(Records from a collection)
<<<<

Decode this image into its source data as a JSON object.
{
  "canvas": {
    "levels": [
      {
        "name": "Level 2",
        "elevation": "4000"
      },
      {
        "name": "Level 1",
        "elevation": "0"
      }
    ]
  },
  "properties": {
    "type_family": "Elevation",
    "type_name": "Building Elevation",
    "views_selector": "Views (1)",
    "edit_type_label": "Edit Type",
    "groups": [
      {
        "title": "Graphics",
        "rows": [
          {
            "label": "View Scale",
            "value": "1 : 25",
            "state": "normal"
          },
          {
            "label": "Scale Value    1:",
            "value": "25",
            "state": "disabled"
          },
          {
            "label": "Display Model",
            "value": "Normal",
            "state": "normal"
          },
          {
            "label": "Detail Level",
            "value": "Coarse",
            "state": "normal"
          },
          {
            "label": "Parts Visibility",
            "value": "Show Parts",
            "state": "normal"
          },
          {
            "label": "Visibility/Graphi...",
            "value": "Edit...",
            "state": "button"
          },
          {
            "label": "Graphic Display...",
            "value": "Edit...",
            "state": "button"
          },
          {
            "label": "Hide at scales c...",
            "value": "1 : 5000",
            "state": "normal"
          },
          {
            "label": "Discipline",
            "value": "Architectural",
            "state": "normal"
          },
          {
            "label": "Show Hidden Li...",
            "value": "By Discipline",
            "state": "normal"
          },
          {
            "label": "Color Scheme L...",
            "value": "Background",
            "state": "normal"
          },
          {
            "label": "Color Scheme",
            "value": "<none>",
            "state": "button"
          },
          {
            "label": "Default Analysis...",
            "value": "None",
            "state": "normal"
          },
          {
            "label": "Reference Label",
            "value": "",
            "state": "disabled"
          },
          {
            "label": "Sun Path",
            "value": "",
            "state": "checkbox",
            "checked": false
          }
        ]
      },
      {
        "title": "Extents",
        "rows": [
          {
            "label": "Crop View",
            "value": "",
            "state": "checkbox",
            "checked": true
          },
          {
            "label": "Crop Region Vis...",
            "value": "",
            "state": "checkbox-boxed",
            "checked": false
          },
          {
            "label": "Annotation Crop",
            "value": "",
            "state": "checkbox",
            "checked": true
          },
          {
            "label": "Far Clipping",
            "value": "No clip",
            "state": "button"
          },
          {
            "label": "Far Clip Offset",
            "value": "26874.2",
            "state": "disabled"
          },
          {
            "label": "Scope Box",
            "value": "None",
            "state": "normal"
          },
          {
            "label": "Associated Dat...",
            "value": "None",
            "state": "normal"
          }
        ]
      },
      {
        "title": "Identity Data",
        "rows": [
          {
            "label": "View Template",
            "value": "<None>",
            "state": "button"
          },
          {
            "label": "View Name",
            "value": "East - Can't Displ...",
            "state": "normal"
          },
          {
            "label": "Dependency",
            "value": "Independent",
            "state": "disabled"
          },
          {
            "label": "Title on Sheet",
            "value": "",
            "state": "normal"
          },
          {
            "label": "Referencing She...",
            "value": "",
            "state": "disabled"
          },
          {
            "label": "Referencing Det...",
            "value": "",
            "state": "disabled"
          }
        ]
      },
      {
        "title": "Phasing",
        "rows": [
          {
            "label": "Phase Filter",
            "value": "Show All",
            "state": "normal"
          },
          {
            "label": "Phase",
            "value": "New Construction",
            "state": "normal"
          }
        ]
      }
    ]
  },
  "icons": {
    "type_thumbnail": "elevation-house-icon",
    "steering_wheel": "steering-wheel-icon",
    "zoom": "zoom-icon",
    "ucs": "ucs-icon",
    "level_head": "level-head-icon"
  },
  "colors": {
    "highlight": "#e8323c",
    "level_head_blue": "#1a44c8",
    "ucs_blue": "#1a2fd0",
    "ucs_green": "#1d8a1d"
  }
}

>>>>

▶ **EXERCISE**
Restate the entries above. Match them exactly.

▶ **ANSWER AREA**
Decode this image into its source data as a JSON object.
{
  "canvas": {
    "levels": [
      {
        "name": "Level 2",
        "elevation": "4000"
      },
      {
        "name": "Level 1",
        "elevation": "0"
      }
    ]
  },
  "properties": {
    "type_family": "Elevation",
    "type_name": "Building Elevation",
    "views_selector": "Views (1)",
    "edit_type_label": "Edit Type",
    "groups": [
      {
        "title": "Graphics",
        "rows": [
          {
            "label": "View Scale",
            "value": "1 : 25",
            "state": "normal"
          },
          {
            "label": "Scale Value    1:",
            "value": "25",
            "state": "disabled"
          },
          {
            "label": "Display Model",
            "value": "Normal",
            "state": "normal"
          },
          {
            "label": "Detail Level",
            "value": "Coarse",
            "state": "normal"
          },
          {
            "label": "Parts Visibility",
            "value": "Show Parts",
            "state": "normal"
          },
          {
            "label": "Visibility/Graphi...",
            "value": "Edit...",
            "state": "button"
          },
          {
            "label": "Graphic Display...",
            "value": "Edit...",
            "state": "button"
          },
          {
            "label": "Hide at scales c...",
            "value": "1 : 5000",
            "state": "normal"
          },
          {
            "label": "Discipline",
            "value": "Architectural",
            "state": "normal"
          },
          {
            "label": "Show Hidden Li...",
            "value": "By Discipline",
            "state": "normal"
          },
          {
            "label": "Color Scheme L...",
            "value": "Background",
            "state": "normal"
          },
          {
            "label": "Color Scheme",
            "value": "<none>",
            "state": "button"
          },
          {
            "label": "Default Analysis...",
            "value": "None",
            "state": "normal"
          },
          {
            "label": "Reference Label",
            "value": "",
            "state": "disabled"
          },
          {
            "label": "Sun Path",
            "value": "",
            "state": "checkbox",
            "checked": false
          }
        ]
      },
      {
        "title": "Extents",
        "rows": [
          {
            "label": "Crop View",
            "value": "",
            "state": "checkbox",
            "checked": true
          },
          {
            "label": "Crop Region Vis...",
            "value": "",
            "state": "checkbox-boxed",
            "checked": false
          },
          {
            "label": "Annotation Crop",
            "value": "",
            "state": "checkbox",
            "checked": true
          },
          {
            "label": "Far Clipping",
            "value": "No clip",
            "state": "button"
          },
          {
            "label": "Far Clip Offset",
            "value": "26874.2",
            "state": "disabled"
          },
          {
            "label": "Scope Box",
            "value": "None",
            "state": "normal"
          },
          {
            "label": "Associated Dat...",
            "value": "None",
            "state": "normal"
          }
        ]
      },
      {
        "title": "Identity Data",
        "rows": [
          {
            "label": "View Template",
            "value": "<None>",
            "state": "button"
          },
          {
            "label": "View Name",
            "value": "East - Can't Displ...",
            "state": "normal"
          },
          {
            "label": "Dependency",
            "value": "Independent",
            "state": "disabled"
          },
          {
            "label": "Title on Sheet",
            "value": "",
            "state": "normal"
          },
          {
            "label": "Referencing She...",
            "value": "",
            "state": "disabled"
          },
          {
            "label": "Referencing Det...",
            "value": "",
            "state": "disabled"
          }
        ]
      },
      {
        "title": "Phasing",
        "rows": [
          {
            "label": "Phase Filter",
            "value": "Show All",
            "state": "normal"
          },
          {
            "label": "Phase",
            "value": "New Construction",
            "state": "normal"
          }
        ]
      }
    ]
  },
  "icons": {
    "type_thumbnail": "elevation-house-icon",
    "steering_wheel": "steering-wheel-icon",
    "zoom": "zoom-icon",
    "ucs": "ucs-icon",
    "level_head": "level-head-icon"
  },
  "colors": {
    "highlight": "#e8323c",
    "level_head_blue": "#1a44c8",
    "ucs_blue": "#1a2fd0",
    "ucs_green": "#1d8a1d"
  }
}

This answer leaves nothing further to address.